Yesterday when I watched ABC’s This Week and heard Dr. Lawrence Summers, former Director of the Obama Administration’s National Economic Council, characterize the economy as on the right track&148; I nearly flipped my lid. This was, apparently, a reaction by him to the recent BLS report that stating that the economy had created 243,000 jobs in January and that the unemployment rate had declined to 8.3%. That put me, essentially, in agreement with Paul Krugman, something that occurs two or three times a year:
In a better world — specifically, a world with a better policy elite — a good jobs report would be cause for unalloyed celebration. In the world we actually inhabit, however, every silver lining comes with a cloud. Friday’s report was, in fact, much better than expected, and has made many people, myself included, more optimistic. But there’s a real danger that this optimism will be self-defeating, because it will encourage and empower the purge-and-liquidate crowd.
That’s just about where my agreement ended, however.

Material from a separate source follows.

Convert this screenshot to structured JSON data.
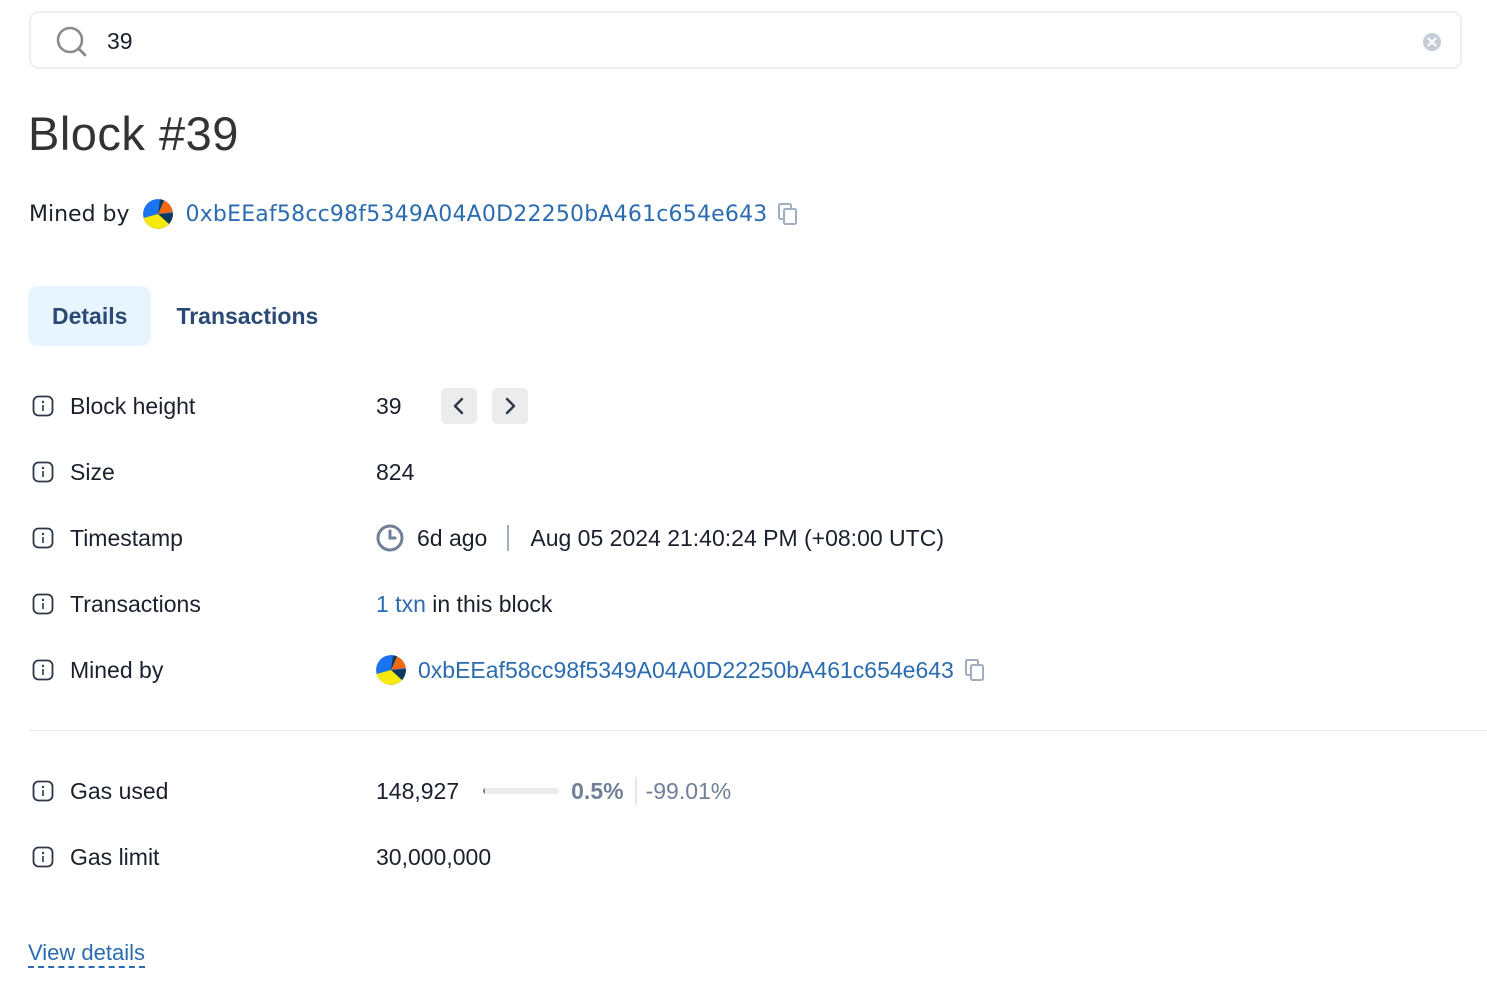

If you believe the BLS report, something which IMO requires a nearly superhuman suspension of disbelief, the number of jobs created exceeded the number of jobs required just to keep up with the natural increase by just 120,000. At that rate, sustained continually every month, it would take roughly eight years to put all of the people who are still looking for jobs back to work. Further, virtually all of the decline in the unemployment rate is due to people giving up looking for work. If the number of people looking were the same as it was just two years ago, the unemployment rate would be over 9%.
In response to Dr. Krugman’s remarks on the sustainability of the growth, two points. First, the BLS always reports high job growth in January. It’s an artifact of their reporting system. Second, if housing prices actually started to rise, something I don’t anticipate for a number of years, a flood of houses would come back onto the market, increasing the overhang. We wouldn’t see a spate of new construction.

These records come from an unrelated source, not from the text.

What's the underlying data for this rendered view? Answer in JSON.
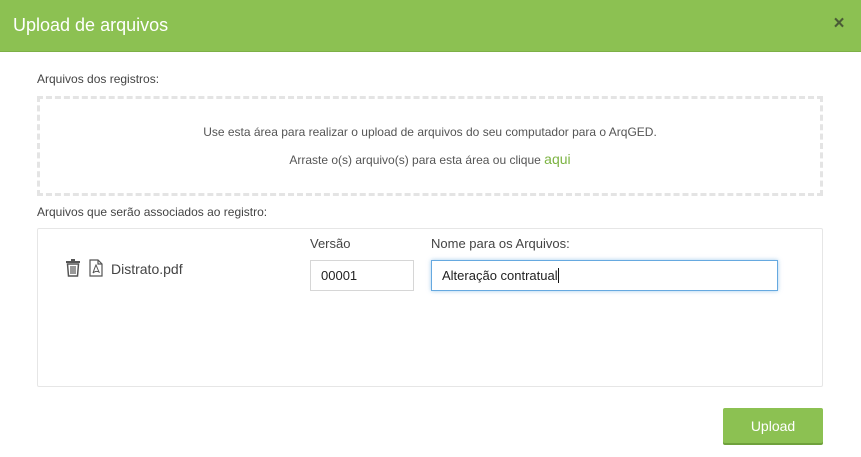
{
  "modal": {
    "title": "Upload de arquivos",
    "close_glyph": "×"
  },
  "dropzone": {
    "section_label": "Arquivos dos registros:",
    "line1": "Use esta área para realizar o upload de arquivos do seu computador para o ArqGED.",
    "line2_prefix": "Arraste o(s) arquivo(s) para esta área ou clique ",
    "line2_link": "aqui"
  },
  "files": {
    "section_label": "Arquivos que serão associados ao registro:",
    "version_header": "Versão",
    "name_header": "Nome para os Arquivos:",
    "rows": [
      {
        "filename": "Distrato.pdf",
        "version": "00001",
        "name": "Alteração contratual"
      }
    ],
    "icons": [
      "trash-icon",
      "pdf-file-icon"
    ]
  },
  "footer": {
    "upload_label": "Upload"
  },
  "colors": {
    "header": "#8cc152",
    "accent_link": "#7cb342",
    "focus_border": "#66a9e0"
  }
}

We are not on the right track. Claiming we are is as feckless and poorly advised as saying you don’t care about the poorest people.
Bruce Krasting saw the problem, too:
Larry Summers is a possible candidate as the next Treasury Secretary. He has all the credentials. He knows where the bathroom is; he’s had the job before. But he blew it on the issue of what happened to the LFPR this month. He gave the wrong answer, with 10mm people watching.
Let me add one observation: the decline in the labor force participation rate is extremely bad news on many grounds. One of the grounds rarely mentioned is the impact on revenue. With income falling (as it has) and the LFPR falling (as it has) that means that the federal government won’t see revenues return to their 2007 levels for a long, long time. That means that, absent a sudden unlikely spasm of frugality, we’ll borrow more and pay more interest than we otherwise would have done. In particular, the Social Security Trust Fund will go into the red years ahead of schedule.
Barry Ritholtz responds to the naysayers on the most recent BLS report:
Ignore the economic foolishness of the biased political hacks and perma-bears. If you want an excuse to be cautious on the markets, then look at the mixed earnings near a cyclical peak, the overbought condition of indices, and the headaches in Europe. There are always plenty of reasons to be concerned and worried — but the January NonFarm payrolls isn’t one of them.
To restate my position: of course 243,000 more jobs is better than 120,000 new jobs and an unemployment rate of 8.3% is better than one of 8.6%. Consequently, the January report is a good one. I’m uncomfortable with the BLS’s various fudge factors; I wish there were more transparency than there is and even the BLS itself admits to problems with the birth-death model. I’m dismayed with the decline in the LFPR.